▶ _WORK REQUEST_
Write out the whole listing below so that every line matches exactly.

▶ _DATASET CONTENT_
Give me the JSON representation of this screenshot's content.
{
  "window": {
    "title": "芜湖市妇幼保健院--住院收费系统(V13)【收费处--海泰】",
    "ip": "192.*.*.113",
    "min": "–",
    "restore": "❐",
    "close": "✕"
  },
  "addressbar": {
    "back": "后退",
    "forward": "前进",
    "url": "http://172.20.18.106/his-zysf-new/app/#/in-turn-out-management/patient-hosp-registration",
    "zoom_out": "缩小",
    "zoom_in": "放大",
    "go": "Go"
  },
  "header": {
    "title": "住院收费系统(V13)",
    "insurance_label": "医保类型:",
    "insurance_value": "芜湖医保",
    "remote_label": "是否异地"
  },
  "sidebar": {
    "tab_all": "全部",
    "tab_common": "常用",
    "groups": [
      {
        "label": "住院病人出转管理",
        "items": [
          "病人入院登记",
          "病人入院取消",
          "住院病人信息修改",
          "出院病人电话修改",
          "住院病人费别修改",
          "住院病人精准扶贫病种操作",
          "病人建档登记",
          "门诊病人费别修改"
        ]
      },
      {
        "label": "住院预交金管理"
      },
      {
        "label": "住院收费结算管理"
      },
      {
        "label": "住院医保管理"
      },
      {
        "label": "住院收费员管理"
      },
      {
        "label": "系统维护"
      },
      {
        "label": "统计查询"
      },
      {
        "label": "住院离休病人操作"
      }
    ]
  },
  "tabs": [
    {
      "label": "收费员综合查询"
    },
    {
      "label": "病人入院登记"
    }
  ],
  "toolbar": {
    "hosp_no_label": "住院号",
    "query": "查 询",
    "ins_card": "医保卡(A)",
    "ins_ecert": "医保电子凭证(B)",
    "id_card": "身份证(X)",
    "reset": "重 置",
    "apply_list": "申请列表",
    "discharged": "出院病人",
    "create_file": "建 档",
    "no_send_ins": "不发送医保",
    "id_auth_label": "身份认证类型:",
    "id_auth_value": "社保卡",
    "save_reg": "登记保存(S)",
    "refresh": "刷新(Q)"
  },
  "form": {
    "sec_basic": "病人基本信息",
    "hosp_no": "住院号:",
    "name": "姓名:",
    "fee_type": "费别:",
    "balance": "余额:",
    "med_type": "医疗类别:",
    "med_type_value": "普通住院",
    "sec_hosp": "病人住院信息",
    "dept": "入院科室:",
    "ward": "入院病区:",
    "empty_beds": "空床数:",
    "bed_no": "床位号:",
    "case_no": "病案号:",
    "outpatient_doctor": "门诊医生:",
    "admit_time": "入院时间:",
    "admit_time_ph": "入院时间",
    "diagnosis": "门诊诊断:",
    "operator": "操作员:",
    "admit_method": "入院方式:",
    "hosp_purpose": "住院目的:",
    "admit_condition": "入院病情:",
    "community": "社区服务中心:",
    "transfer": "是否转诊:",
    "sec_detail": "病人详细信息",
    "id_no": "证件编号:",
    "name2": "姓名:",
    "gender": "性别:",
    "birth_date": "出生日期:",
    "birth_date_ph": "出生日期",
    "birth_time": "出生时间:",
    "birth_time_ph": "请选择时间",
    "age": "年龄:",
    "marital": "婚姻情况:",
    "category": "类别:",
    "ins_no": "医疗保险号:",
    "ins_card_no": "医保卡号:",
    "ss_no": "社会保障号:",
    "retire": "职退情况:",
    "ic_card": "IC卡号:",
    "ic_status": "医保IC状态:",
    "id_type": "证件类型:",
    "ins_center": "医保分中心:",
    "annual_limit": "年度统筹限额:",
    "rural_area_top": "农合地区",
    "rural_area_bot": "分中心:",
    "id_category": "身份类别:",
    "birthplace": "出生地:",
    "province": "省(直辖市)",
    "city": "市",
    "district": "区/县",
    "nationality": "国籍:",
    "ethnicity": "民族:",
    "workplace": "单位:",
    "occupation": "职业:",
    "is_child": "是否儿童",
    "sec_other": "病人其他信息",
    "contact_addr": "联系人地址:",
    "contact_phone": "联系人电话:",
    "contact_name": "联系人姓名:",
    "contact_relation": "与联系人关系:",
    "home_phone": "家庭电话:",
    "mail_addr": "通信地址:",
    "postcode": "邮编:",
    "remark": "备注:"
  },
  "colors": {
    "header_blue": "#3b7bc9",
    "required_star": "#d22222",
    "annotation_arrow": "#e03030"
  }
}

▶ _TASK OUTPUT_
Give me the JSON representation of this screenshot's content.
{
  "window": {
    "title": "芜湖市妇幼保健院--住院收费系统(V13)【收费处--海泰】",
    "ip": "192.*.*.113",
    "min": "–",
    "restore": "❐",
    "close": "✕"
  },
  "addressbar": {
    "back": "后退",
    "forward": "前进",
    "url": "http://172.20.18.106/his-zysf-new/app/#/in-turn-out-management/patient-hosp-registration",
    "zoom_out": "缩小",
    "zoom_in": "放大",
    "go": "Go"
  },
  "header": {
    "title": "住院收费系统(V13)",
    "insurance_label": "医保类型:",
    "insurance_value": "芜湖医保",
    "remote_label": "是否异地"
  },
  "sidebar": {
    "tab_all": "全部",
    "tab_common": "常用",
    "groups": [
      {
        "label": "住院病人出转管理",
        "items": [
          "病人入院登记",
          "病人入院取消",
          "住院病人信息修改",
          "出院病人电话修改",
          "住院病人费别修改",
          "住院病人精准扶贫病种操作",
          "病人建档登记",
          "门诊病人费别修改"
        ]
      },
      {
        "label": "住院预交金管理"
      },
      {
        "label": "住院收费结算管理"
      },
      {
        "label": "住院医保管理"
      },
      {
        "label": "住院收费员管理"
      },
      {
        "label": "系统维护"
      },
      {
        "label": "统计查询"
      },
      {
        "label": "住院离休病人操作"
      }
    ]
  },
  "tabs": [
    {
      "label": "收费员综合查询"
    },
    {
      "label": "病人入院登记"
    }
  ],
  "toolbar": {
    "hosp_no_label": "住院号",
    "query": "查 询",
    "ins_card": "医保卡(A)",
    "ins_ecert": "医保电子凭证(B)",
    "id_card": "身份证(X)",
    "reset": "重 置",
    "apply_list": "申请列表",
    "discharged": "出院病人",
    "create_file": "建 档",
    "no_send_ins": "不发送医保",
    "id_auth_label": "身份认证类型:",
    "id_auth_value": "社保卡",
    "save_reg": "登记保存(S)",
    "refresh": "刷新(Q)"
  },
  "form": {
    "sec_basic": "病人基本信息",
    "hosp_no": "住院号:",
    "name": "姓名:",
    "fee_type": "费别:",
    "balance": "余额:",
    "med_type": "医疗类别:",
    "med_type_value": "普通住院",
    "sec_hosp": "病人住院信息",
    "dept": "入院科室:",
    "ward": "入院病区:",
    "empty_beds": "空床数:",
    "bed_no": "床位号:",
    "case_no": "病案号:",
    "outpatient_doctor": "门诊医生:",
    "admit_time": "入院时间:",
    "admit_time_ph": "入院时间",
    "diagnosis": "门诊诊断:",
    "operator": "操作员:",
    "admit_method": "入院方式:",
    "hosp_purpose": "住院目的:",
    "admit_condition": "入院病情:",
    "community": "社区服务中心:",
    "transfer": "是否转诊:",
    "sec_detail": "病人详细信息",
    "id_no": "证件编号:",
    "name2": "姓名:",
    "gender": "性别:",
    "birth_date": "出生日期:",
    "birth_date_ph": "出生日期",
    "birth_time": "出生时间:",
    "birth_time_ph": "请选择时间",
    "age": "年龄:",
    "marital": "婚姻情况:",
    "category": "类别:",
    "ins_no": "医疗保险号:",
    "ins_card_no": "医保卡号:",
    "ss_no": "社会保障号:",
    "retire": "职退情况:",
    "ic_card": "IC卡号:",
    "ic_status": "医保IC状态:",
    "id_type": "证件类型:",
    "ins_center": "医保分中心:",
    "annual_limit": "年度统筹限额:",
    "rural_area_top": "农合地区",
    "rural_area_bot": "分中心:",
    "id_category": "身份类别:",
    "birthplace": "出生地:",
    "province": "省(直辖市)",
    "city": "市",
    "district": "区/县",
    "nationality": "国籍:",
    "ethnicity": "民族:",
    "workplace": "单位:",
    "occupation": "职业:",
    "is_child": "是否儿童",
    "sec_other": "病人其他信息",
    "contact_addr": "联系人地址:",
    "contact_phone": "联系人电话:",
    "contact_name": "联系人姓名:",
    "contact_relation": "与联系人关系:",
    "home_phone": "家庭电话:",
    "mail_addr": "通信地址:",
    "postcode": "邮编:",
    "remark": "备注:"
  },
  "colors": {
    "header_blue": "#3b7bc9",
    "required_star": "#d22222",
    "annotation_arrow": "#e03030"
  }
}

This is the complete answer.